> EXERCISE OBJECTIVE: The expected output is the full data, repeated exactly, without pictures.

[Excerpts from an interface dataset]
============================================================
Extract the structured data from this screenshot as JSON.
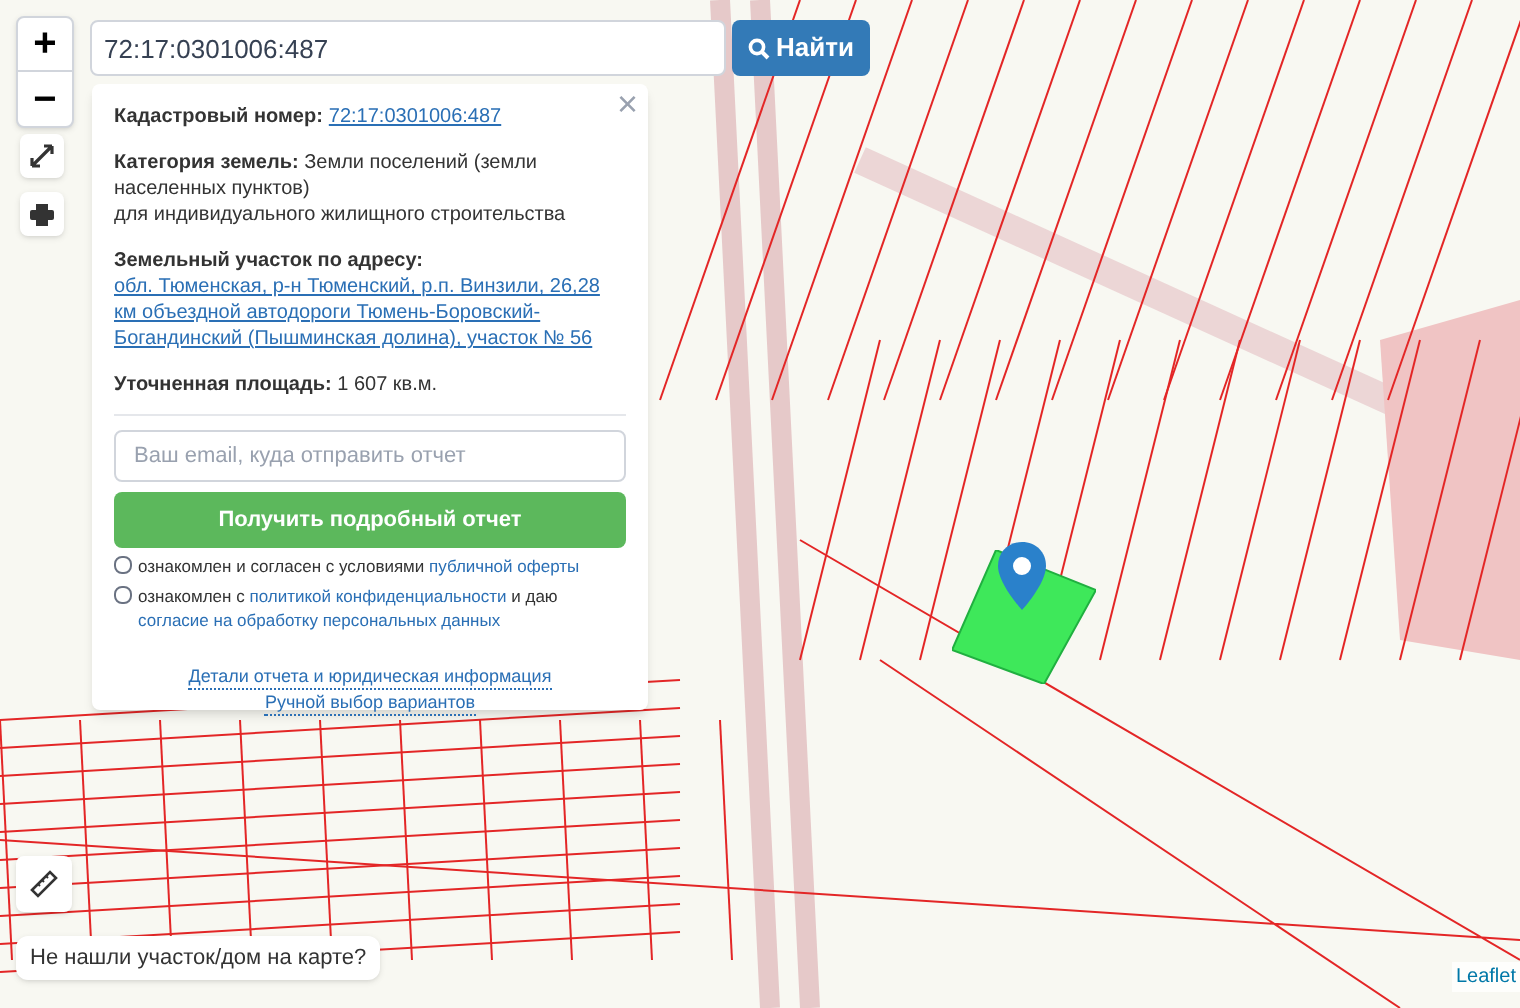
{
  "search": {
    "value": "72:17:0301006:487",
    "button": "Найти"
  },
  "zoom": {
    "in": "+",
    "out": "−"
  },
  "popup": {
    "close": "×",
    "fields": [
      {
        "label": "Кадастровый номер:",
        "value": "72:17:0301006:487",
        "kind": "link"
      },
      {
        "label": "Категория земель:",
        "value": "Земли поселений (земли населенных пунктов)",
        "extra": "для индивидуального жилищного строительства",
        "kind": "text"
      },
      {
        "label": "Земельный участок по адресу:",
        "value": "обл. Тюменская, р-н Тюменский, р.п. Винзили, 26,28 км объездной автодороги Тюмень-Боровский-Богандинский (Пышминская долина), участок № 56",
        "kind": "link_block"
      },
      {
        "label": "Уточненная площадь:",
        "value": "1 607 кв.м.",
        "kind": "text"
      }
    ],
    "email": {
      "placeholder": "Ваш email, куда отправить отчет"
    },
    "submit": "Получить подробный отчет",
    "agreements": [
      {
        "checked": false,
        "parts": [
          {
            "text": "ознакомлен и согласен с условиями",
            "kind": "text"
          },
          {
            "text": "публичной оферты",
            "kind": "link"
          }
        ]
      },
      {
        "checked": false,
        "parts": [
          {
            "text": "ознакомлен с",
            "kind": "text"
          },
          {
            "text": "политикой конфиденциальности",
            "kind": "link"
          },
          {
            "text": "и даю",
            "kind": "text"
          },
          {
            "text": "согласие на обработку персональных данных",
            "kind": "link"
          }
        ]
      }
    ],
    "links": [
      "Детали отчета и юридическая информация",
      "Ручной выбор вариантов"
    ]
  },
  "not_found": "Не нашли участок/дом на карте?",
  "attribution": "Leaflet"
}
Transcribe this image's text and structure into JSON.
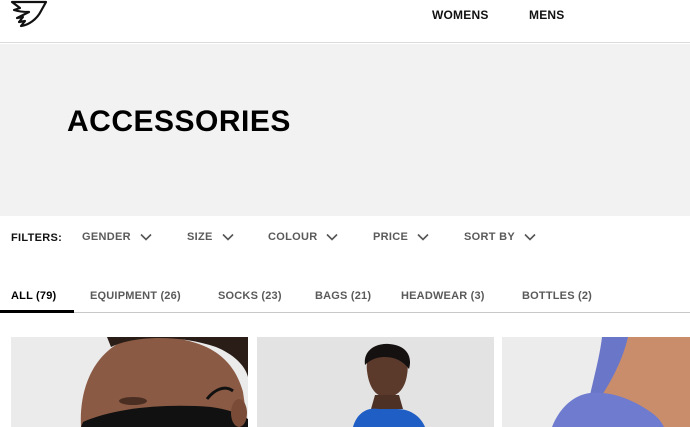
{
  "header": {
    "nav": [
      "WOMENS",
      "MENS"
    ]
  },
  "hero": {
    "title": "ACCESSORIES"
  },
  "filters": {
    "label": "FILTERS:",
    "items": [
      "GENDER",
      "SIZE",
      "COLOUR",
      "PRICE",
      "SORT BY"
    ]
  },
  "tabs": [
    {
      "label": "ALL (79)",
      "active": true
    },
    {
      "label": "EQUIPMENT (26)",
      "active": false
    },
    {
      "label": "SOCKS (23)",
      "active": false
    },
    {
      "label": "BAGS (21)",
      "active": false
    },
    {
      "label": "HEADWEAR (3)",
      "active": false
    },
    {
      "label": "BOTTLES (2)",
      "active": false
    }
  ],
  "products": [
    {
      "image": "man-wearing-black-face-mask"
    },
    {
      "image": "man-in-blue-hoodie"
    },
    {
      "image": "woman-in-blue-sports-bra"
    }
  ],
  "colors": {
    "hero_bg": "#f2f2f2",
    "accent": "#000000",
    "muted_text": "#5a5a5a"
  }
}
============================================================
> EXERCISE ANSWER:
Extract the structured data from this screenshot as JSON.
{
  "search": {
    "value": "72:17:0301006:487",
    "button": "Найти"
  },
  "zoom": {
    "in": "+",
    "out": "−"
  },
  "popup": {
    "close": "×",
    "fields": [
      {
        "label": "Кадастровый номер:",
        "value": "72:17:0301006:487",
        "kind": "link"
      },
      {
        "label": "Категория земель:",
        "value": "Земли поселений (земли населенных пунктов)",
        "extra": "для индивидуального жилищного строительства",
        "kind": "text"
      },
      {
        "label": "Земельный участок по адресу:",
        "value": "обл. Тюменская, р-н Тюменский, р.п. Винзили, 26,28 км объездной автодороги Тюмень-Боровский-Богандинский (Пышминская долина), участок № 56",
        "kind": "link_block"
      },
      {
        "label": "Уточненная площадь:",
        "value": "1 607 кв.м.",
        "kind": "text"
      }
    ],
    "email": {
      "placeholder": "Ваш email, куда отправить отчет"
    },
    "submit": "Получить подробный отчет",
    "agreements": [
      {
        "checked": false,
        "parts": [
          {
            "text": "ознакомлен и согласен с условиями",
            "kind": "text"
          },
          {
            "text": "публичной оферты",
            "kind": "link"
          }
        ]
      },
      {
        "checked": false,
        "parts": [
          {
            "text": "ознакомлен с",
            "kind": "text"
          },
          {
            "text": "политикой конфиденциальности",
            "kind": "link"
          },
          {
            "text": "и даю",
            "kind": "text"
          },
          {
            "text": "согласие на обработку персональных данных",
            "kind": "link"
          }
        ]
      }
    ],
    "links": [
      "Детали отчета и юридическая информация",
      "Ручной выбор вариантов"
    ]
  },
  "not_found": "Не нашли участок/дом на карте?",
  "attribution": "Leaflet"
}
Transcribe this image's text and structure into JSON.
{
  "header": {
    "nav": [
      "WOMENS",
      "MENS"
    ]
  },
  "hero": {
    "title": "ACCESSORIES"
  },
  "filters": {
    "label": "FILTERS:",
    "items": [
      "GENDER",
      "SIZE",
      "COLOUR",
      "PRICE",
      "SORT BY"
    ]
  },
  "tabs": [
    {
      "label": "ALL (79)",
      "active": true
    },
    {
      "label": "EQUIPMENT (26)",
      "active": false
    },
    {
      "label": "SOCKS (23)",
      "active": false
    },
    {
      "label": "BAGS (21)",
      "active": false
    },
    {
      "label": "HEADWEAR (3)",
      "active": false
    },
    {
      "label": "BOTTLES (2)",
      "active": false
    }
  ],
  "products": [
    {
      "image": "man-wearing-black-face-mask"
    },
    {
      "image": "man-in-blue-hoodie"
    },
    {
      "image": "woman-in-blue-sports-bra"
    }
  ],
  "colors": {
    "hero_bg": "#f2f2f2",
    "accent": "#000000",
    "muted_text": "#5a5a5a"
  }
}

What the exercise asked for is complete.